Zak Wagner

Thank you for linking the article! I’ll read it today.


A thought that came across my mind recently. In the past year or so I’ve been rebuilding my wardrobe totally (much helped by the articles here). However it’s that feeling of when does an item start to feel yours? I noticed for me that yes you have bought it and it is technically yours but until you wear it in a bit, get to know the details and the relationship with the item grows. Maybe an interesting thought piece to explore.


Two questions about clothing and relationships with significant others.

1. Do you ever find yourself overdressed when compared to your significant other, or the opposite, and how do you compensate? I have a feeling the answer here will be about the sliding scale of formality and using proportions and things like accessories and shoes to change your look. I always find myself looking “too put together” when the environment is very lax.

2. What are some of your go-to outfits for date night (read – sexy or drawing the other in, as Ethan Newton accurately put it in your talk with him). This one might be better served by a whole article really – how to draw people in with your proportions, tones, fabrics, accessories!

Thanks, as always


Hi Simon,
Dare I say even Paxo will be proud of some of your PS inquisitors from this ever lengthening thread. Can you recollect any naysayers when you made Permanent Style your main occupation and any hurtful put-downs or barbs aimed at you? And did you suffer any self-doubts afterwards? What has kept you going?


I would like to know what do you wear at home in the day when you are not meeting anyone (especially in the summer) ?
Thank you.


Hi Simon.

You must have amassed a huge quantity of clothes over the years. My question is about how you store it all and also about how and when you decide to get rid of items you no longer want or need. I saw the recent Markkt sale and there were a lot of nice items for sale.




Ah thanks Simon. I did see it originally but had forgotten about it so I’ll have another read.


We are likely entering a period of hard times.
The Venn diagram circles of ‘luxury’ and ‘artisan’, or ‘quality of production’ don’t always overlap entirely.

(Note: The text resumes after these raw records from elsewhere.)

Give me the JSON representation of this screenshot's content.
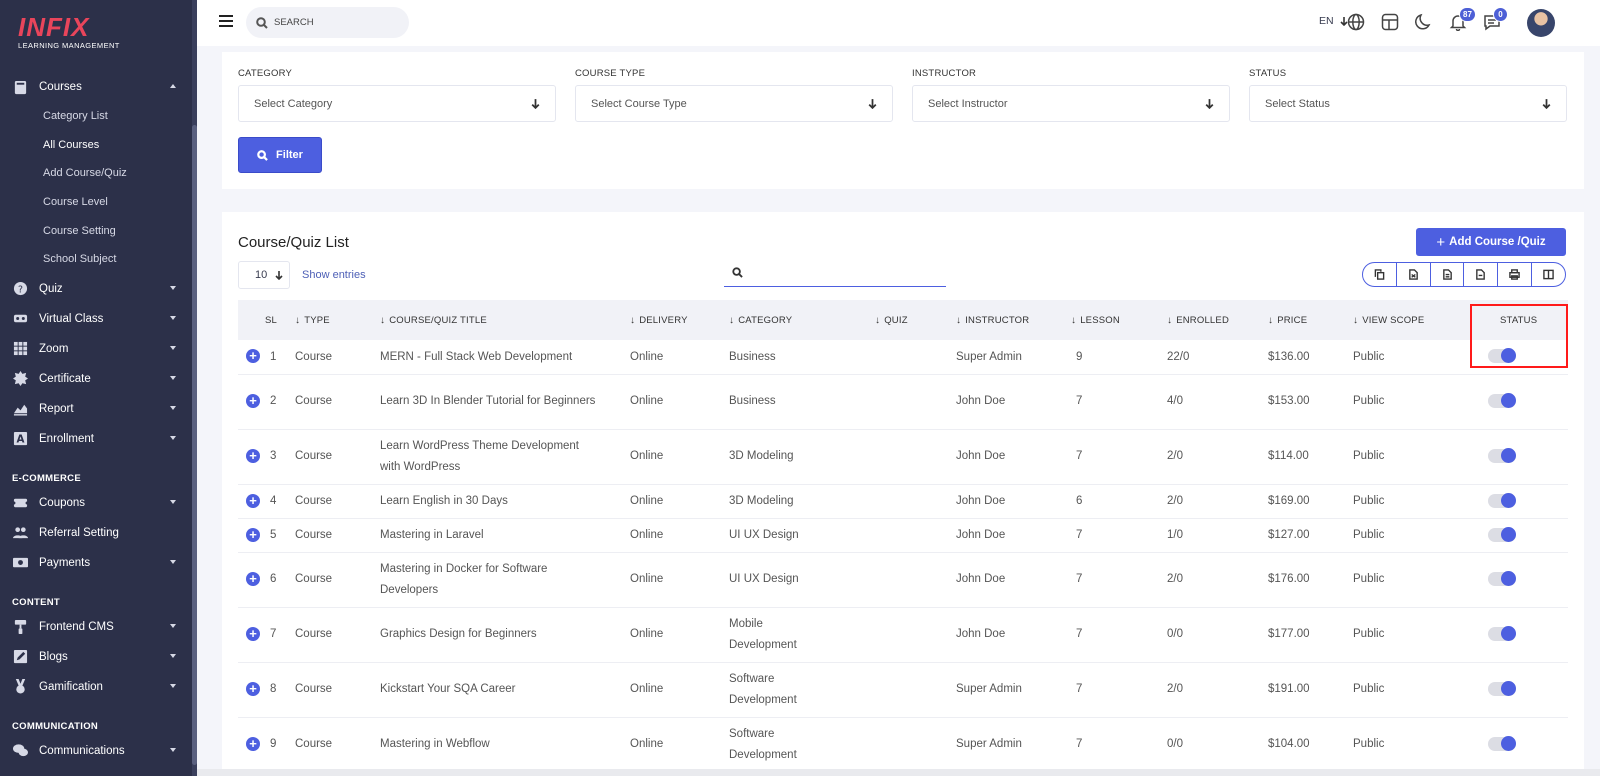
{
  "brand": {
    "logo_text": "INFIX",
    "logo_sub": "LEARNING MANAGEMENT"
  },
  "sidebar": {
    "courses": {
      "label": "Courses",
      "subitems": [
        "Category List",
        "All Courses",
        "Add Course/Quiz",
        "Course Level",
        "Course Setting",
        "School Subject"
      ]
    },
    "items_main": [
      "Quiz",
      "Virtual Class",
      "Zoom",
      "Certificate",
      "Report",
      "Enrollment"
    ],
    "section_ecommerce": "E-COMMERCE",
    "items_ecommerce": [
      "Coupons",
      "Referral Setting",
      "Payments"
    ],
    "section_content": "CONTENT",
    "items_content": [
      "Frontend CMS",
      "Blogs",
      "Gamification"
    ],
    "section_communication": "COMMUNICATION",
    "items_communication": [
      "Communications"
    ]
  },
  "header": {
    "search_placeholder": "SEARCH",
    "lang": "EN",
    "notifications_count": "87",
    "messages_count": "0"
  },
  "filter": {
    "category_label": "CATEGORY",
    "category_placeholder": "Select Category",
    "course_type_label": "COURSE TYPE",
    "course_type_placeholder": "Select Course Type",
    "instructor_label": "INSTRUCTOR",
    "instructor_placeholder": "Select Instructor",
    "status_label": "STATUS",
    "status_placeholder": "Select Status",
    "button": "Filter"
  },
  "list": {
    "title": "Course/Quiz List",
    "add_button": "Add Course /Quiz",
    "entries_value": "10",
    "show_entries": "Show entries",
    "columns": [
      "SL",
      "TYPE",
      "COURSE/QUIZ TITLE",
      "DELIVERY",
      "CATEGORY",
      "QUIZ",
      "INSTRUCTOR",
      "LESSON",
      "ENROLLED",
      "PRICE",
      "VIEW SCOPE",
      "STATUS"
    ],
    "rows": [
      {
        "sl": "1",
        "type": "Course",
        "title": "MERN - Full Stack Web Development",
        "delivery": "Online",
        "category": "Business",
        "quiz": "",
        "instructor": "Super Admin",
        "lesson": "9",
        "enrolled": "22/0",
        "price": "$136.00",
        "scope": "Public"
      },
      {
        "sl": "2",
        "type": "Course",
        "title": "Learn 3D In Blender Tutorial for Beginners",
        "delivery": "Online",
        "category": "Business",
        "quiz": "",
        "instructor": "John Doe",
        "lesson": "7",
        "enrolled": "4/0",
        "price": "$153.00",
        "scope": "Public"
      },
      {
        "sl": "3",
        "type": "Course",
        "title": "Learn WordPress Theme Development with WordPress",
        "delivery": "Online",
        "category": "3D Modeling",
        "quiz": "",
        "instructor": "John Doe",
        "lesson": "7",
        "enrolled": "2/0",
        "price": "$114.00",
        "scope": "Public"
      },
      {
        "sl": "4",
        "type": "Course",
        "title": "Learn English in 30 Days",
        "delivery": "Online",
        "category": "3D Modeling",
        "quiz": "",
        "instructor": "John Doe",
        "lesson": "6",
        "enrolled": "2/0",
        "price": "$169.00",
        "scope": "Public"
      },
      {
        "sl": "5",
        "type": "Course",
        "title": "Mastering in Laravel",
        "delivery": "Online",
        "category": "UI UX Design",
        "quiz": "",
        "instructor": "John Doe",
        "lesson": "7",
        "enrolled": "1/0",
        "price": "$127.00",
        "scope": "Public"
      },
      {
        "sl": "6",
        "type": "Course",
        "title": "Mastering in Docker for Software Developers",
        "delivery": "Online",
        "category": "UI UX Design",
        "quiz": "",
        "instructor": "John Doe",
        "lesson": "7",
        "enrolled": "2/0",
        "price": "$176.00",
        "scope": "Public"
      },
      {
        "sl": "7",
        "type": "Course",
        "title": "Graphics Design for Beginners",
        "delivery": "Online",
        "category": "Mobile Development",
        "quiz": "",
        "instructor": "John Doe",
        "lesson": "7",
        "enrolled": "0/0",
        "price": "$177.00",
        "scope": "Public"
      },
      {
        "sl": "8",
        "type": "Course",
        "title": "Kickstart Your SQA Career",
        "delivery": "Online",
        "category": "Software Development",
        "quiz": "",
        "instructor": "Super Admin",
        "lesson": "7",
        "enrolled": "2/0",
        "price": "$191.00",
        "scope": "Public"
      },
      {
        "sl": "9",
        "type": "Course",
        "title": "Mastering in Webflow",
        "delivery": "Online",
        "category": "Software Development",
        "quiz": "",
        "instructor": "Super Admin",
        "lesson": "7",
        "enrolled": "0/0",
        "price": "$104.00",
        "scope": "Public"
      }
    ]
  },
  "colors": {
    "sidebar_bg": "#2c3049",
    "accent": "#4d5fe0",
    "highlight": "#ff1a1a",
    "logo": "#e9455b"
  }
}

The cachet and price of a Hermes scarf is not only about craftmanship.
It can feel there is a implied idea in Permanent Style that luxury is merely about quality of the production process, as opposed to brand associations.
But a brand’s price can be driven by more than its quality of production: it can be a more purely commercial driver of the profit margin, and brand goodwill on the balance sheet.
Witness the increase in the price of Church’s shoes – like their Ryder Chukka boots – under their Prada owners.
In these times the brand strapline of a mid-market Canadian menswear brand seems relevant:
“Quality doesn’t have to be a Luxury”

Paul H

Hi Simon:
Two additional questions for consideration if I’m not too late…

  1. How do you maintain rotation for your in-season wardrobe?   While I have a decent wardrobe that I have invested in building, I find myself drawn to wearing some items much more often than others.  The result is a portion of my wardrobe is relatively underutilized.  I appreciate and want to enjoy those less worn items and am curious if you have an approach for maintaining a steady rotation.
  2. How do you feel about people wearing clothing that you have designed, created and sold?  I’m sure you’ve personally invested a lot of time and effort in all the stages of bringing a garment to market.  At the end, and I’m projecting, I feel it could be a very unique experience to have someone put that garment on their body, so I am curious as to your thoughts on the same.

Thanks for the opportunity to ask and all the best!

Brian Bodnar

In the US there are fewer bespoke options than in Europe, but the quantity is still dizzying and knowing what is of comparable quality to a Saville row house is hard. If you could pick one affordable option and one luxury option for true bespoke suits and true bespoke shirts in the US, who would you recommend? Thank you.

Brian Bodnar

Thank you for your help!